HometownMcLennan County


Quarantine is on the table for this year's Thanksgiving

Posted at 7:06 PM, Nov 20, 2020
and last updated 2020-11-20 20:06:41-05

WACO, TX — With more than one million COVID-19 cases reported in the past seven days, the CDC is recommending Americans stay home this Thanksgiving and celebrate with the people you live with rather than traveling to other festivities.

According to the CDC, travel may increase a person's chance of getting and spreading COVID-19.

It's a message many McLennan County residents are taking to heart.

"Normally we would have family over or travel," Ben Raley said. "This year we're going to stay home and eat."

For other McLennan County residents, Thanksgiving plans for this year have been scrapped altogether.

"No, no plans," said Kayla Lee.

Lee said the distance from family members ahead of the Thanksgiving holiday weighs heavy.

"The virus has affected my mom.

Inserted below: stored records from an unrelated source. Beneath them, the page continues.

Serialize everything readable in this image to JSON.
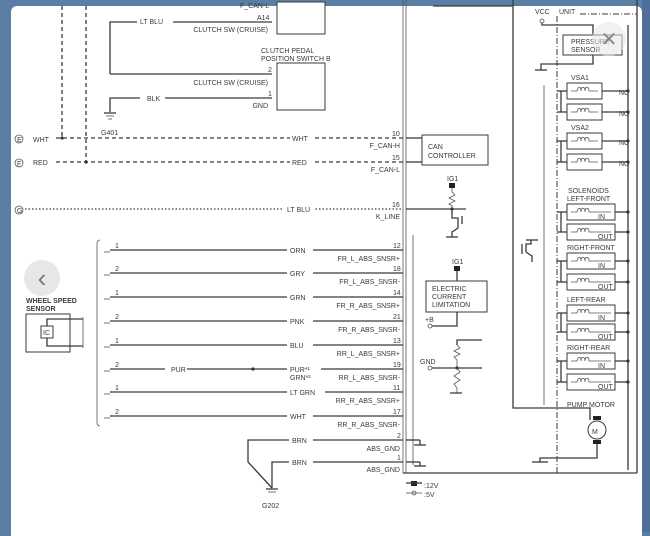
{
  "viewer": {
    "prev_icon": "chevron-left-icon",
    "close_icon": "close-icon",
    "prev_glyph": "‹",
    "close_glyph": "✕"
  },
  "diagram": {
    "clutch": {
      "top_wire_color": "LT BLU",
      "top_pin": "A14",
      "top_signal": "CLUTCH SW (CRUISE)",
      "top_cut_label": "F_CAN-L",
      "switch_title_1": "CLUTCH PEDAL",
      "switch_title_2": "POSITION SWITCH B",
      "pin2": "2",
      "pin2_signal": "CLUTCH SW (CRUISE)",
      "pin1": "1",
      "pin1_signal": "GND",
      "gnd_wire": "BLK",
      "ground": "G401"
    },
    "can": [
      {
        "connector": "E",
        "left_color": "WHT",
        "color": "WHT",
        "pin": "10",
        "signal": "F_CAN-H"
      },
      {
        "connector": "F",
        "left_color": "RED",
        "color": "RED",
        "pin": "15",
        "signal": "F_CAN-L"
      }
    ],
    "kline": {
      "connector": "G",
      "color": "LT BLU",
      "pin": "16",
      "signal": "K_LINE"
    },
    "can_controller": [
      "CAN",
      "CONTROLLER"
    ],
    "ig1_a": "IG1",
    "ig1_b": "IG1",
    "ecl": [
      "ELECTRIC",
      "CURRENT",
      "LIMITATION"
    ],
    "plus_b": "+B",
    "gnd": "GND",
    "wheel_speed_sensor": [
      "WHEEL SPEED",
      "SENSOR"
    ],
    "ic": "IC",
    "sensor_rows": [
      {
        "pin": "1",
        "color": "ORN",
        "terminal": "12",
        "signal": "FR_L_ABS_SNSR+"
      },
      {
        "pin": "2",
        "color": "GRY",
        "terminal": "18",
        "signal": "FR_L_ABS_SNSR-"
      },
      {
        "pin": "1",
        "color": "GRN",
        "terminal": "14",
        "signal": "FR_R_ABS_SNSR+"
      },
      {
        "pin": "2",
        "color": "PNK",
        "terminal": "21",
        "signal": "FR_R_ABS_SNSR-"
      },
      {
        "pin": "1",
        "color": "BLU",
        "terminal": "13",
        "signal": "RR_L_ABS_SNSR+"
      },
      {
        "pin": "2",
        "color": "PUR*¹",
        "color2": "GRN*²",
        "left_color": "PUR",
        "terminal": "19",
        "signal": "RR_L_ABS_SNSR-"
      },
      {
        "pin": "1",
        "color": "LT GRN",
        "terminal": "11",
        "signal": "RR_R_ABS_SNSR+"
      },
      {
        "pin": "2",
        "color": "WHT",
        "terminal": "17",
        "signal": "RR_R_ABS_SNSR-"
      }
    ],
    "grounds": [
      {
        "color": "BRN",
        "terminal": "2",
        "signal": "ABS_GND"
      },
      {
        "color": "BRN",
        "terminal": "1",
        "signal": "ABS_GND"
      }
    ],
    "g202": "G202",
    "unit": {
      "vcc": "VCC",
      "label": "UNIT",
      "pressure_sensor": [
        "PRESSURE",
        "SENSOR"
      ]
    },
    "solenoid_groups": [
      {
        "title": "VSA1",
        "a": "NC",
        "b": "NO"
      },
      {
        "title": "VSA2",
        "a": "NC",
        "b": "NO"
      },
      {
        "title": "LEFT-FRONT",
        "title_pre": "SOLENOIDS",
        "a": "IN",
        "b": "OUT"
      },
      {
        "title": "RIGHT-FRONT",
        "a": "IN",
        "b": "OUT"
      },
      {
        "title": "LEFT-REAR",
        "a": "IN",
        "b": "OUT"
      },
      {
        "title": "RIGHT-REAR",
        "a": "IN",
        "b": "OUT"
      }
    ],
    "pump_motor": "PUMP MOTOR",
    "motor_symbol": "M",
    "legend": [
      ":12V",
      ":5V"
    ]
  }
}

I haven't seen her in a year," she said.

It's a tough reality, and a set of recommendations public health officials have reminded residence about this holiday season.

"It's a difficult recommendation to give because we all do miss our families," Kelly Craine of the Waco-McLennan County Public Health District said.

While travel is discouraged, some Americans will still travel for the Thanksgiving holiday. The CDC and public health officials are encouraging those who do to engage in a 14 day quarantine period before leaving.

"We're running out of time on that, but you should still do that," Craine said. "Should still maintain that idea of "I'm going to see someone and I need to isolated myself.""

If you are attending a Thanksgiving gathering, the CDC recommends you take these precautions.

  • Bring your own food, drink, plates, cups, and utensils.
  • Wear a mask, and safely store your mask while eating and drinking.
  • Avoid going in and out of the areas where food is being prepared or handled, such as in the kitchen
  • Use single-use options, like salad dressing and condiment packets, and disposable items like food containers, plates, and utensils.

Craine says it's also important people maintain that six-feet of separation at Thanksgiving, wash their hands, and wear a mask.

"Of course, you know, it seems silly that you would think about wearing a mask with your family because these are the people you love and protect," she said. "But the mask is essential because it protects all of you."

If you host a Thanksgiving gathering, the CDC recommends you take steps such as limit the number of guests, open your windows if your celebrating indoors, and if sharing food to only have one person serving, using single-use options like plastic utensils.

Even after all that, Craine says if you did end up attending or hosting people for Thanksgiving, you should isolate the following day.

"Absolutely, these are guidelines to place upon yourself," she said. "You know if you've just spent time with people, and don't know who they've just spent time with, you should limit your activities."

Of course, the best way to avoid adding these precautions to your Thanksgiving is to stay home and celebrate with only those in your home. It's a short term sacrifice to ensure this year's holiday is nothing like next years, says Craine.

"We're sacrificing this moment, this day," she said. "To have future Thanksgiving with our loved ones."

If considering traveling for the Thanksgiving holiday, the CDC has a detailed checklist of questions you should ask yourself before making that decision. You can view that list in its entirety here.

If you do ultimately decide to travel for the Thanksgiving holiday , the CDC encourages you to check for any potential travel restrictions at your destination, get your flu shot ahead of time, and to engage in measures to prevent the spread of COVID-19 such as wearing a face covering and social distancing.